--- Exercise data ---

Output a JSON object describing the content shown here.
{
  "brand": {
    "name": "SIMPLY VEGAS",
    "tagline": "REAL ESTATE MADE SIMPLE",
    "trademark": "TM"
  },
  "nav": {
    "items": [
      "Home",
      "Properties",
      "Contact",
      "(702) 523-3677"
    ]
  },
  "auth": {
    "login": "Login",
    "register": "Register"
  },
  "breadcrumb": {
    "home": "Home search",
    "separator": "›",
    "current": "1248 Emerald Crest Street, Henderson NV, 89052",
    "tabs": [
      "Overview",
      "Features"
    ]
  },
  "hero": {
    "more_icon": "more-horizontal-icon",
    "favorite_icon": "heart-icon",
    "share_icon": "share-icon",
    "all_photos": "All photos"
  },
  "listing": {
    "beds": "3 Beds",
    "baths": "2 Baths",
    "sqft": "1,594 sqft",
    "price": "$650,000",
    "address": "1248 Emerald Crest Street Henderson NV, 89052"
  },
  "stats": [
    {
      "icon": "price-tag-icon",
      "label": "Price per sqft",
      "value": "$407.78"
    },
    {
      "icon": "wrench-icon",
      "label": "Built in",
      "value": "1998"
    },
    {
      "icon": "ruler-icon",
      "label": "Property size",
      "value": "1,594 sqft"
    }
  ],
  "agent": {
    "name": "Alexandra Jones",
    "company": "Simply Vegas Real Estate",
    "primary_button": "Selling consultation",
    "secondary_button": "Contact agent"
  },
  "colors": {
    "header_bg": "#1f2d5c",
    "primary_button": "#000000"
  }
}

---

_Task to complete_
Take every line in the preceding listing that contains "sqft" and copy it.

_Answer area_
    "sqft": "1,594 sqft",
      "label": "Price per sqft",
      "value": "1,594 sqft"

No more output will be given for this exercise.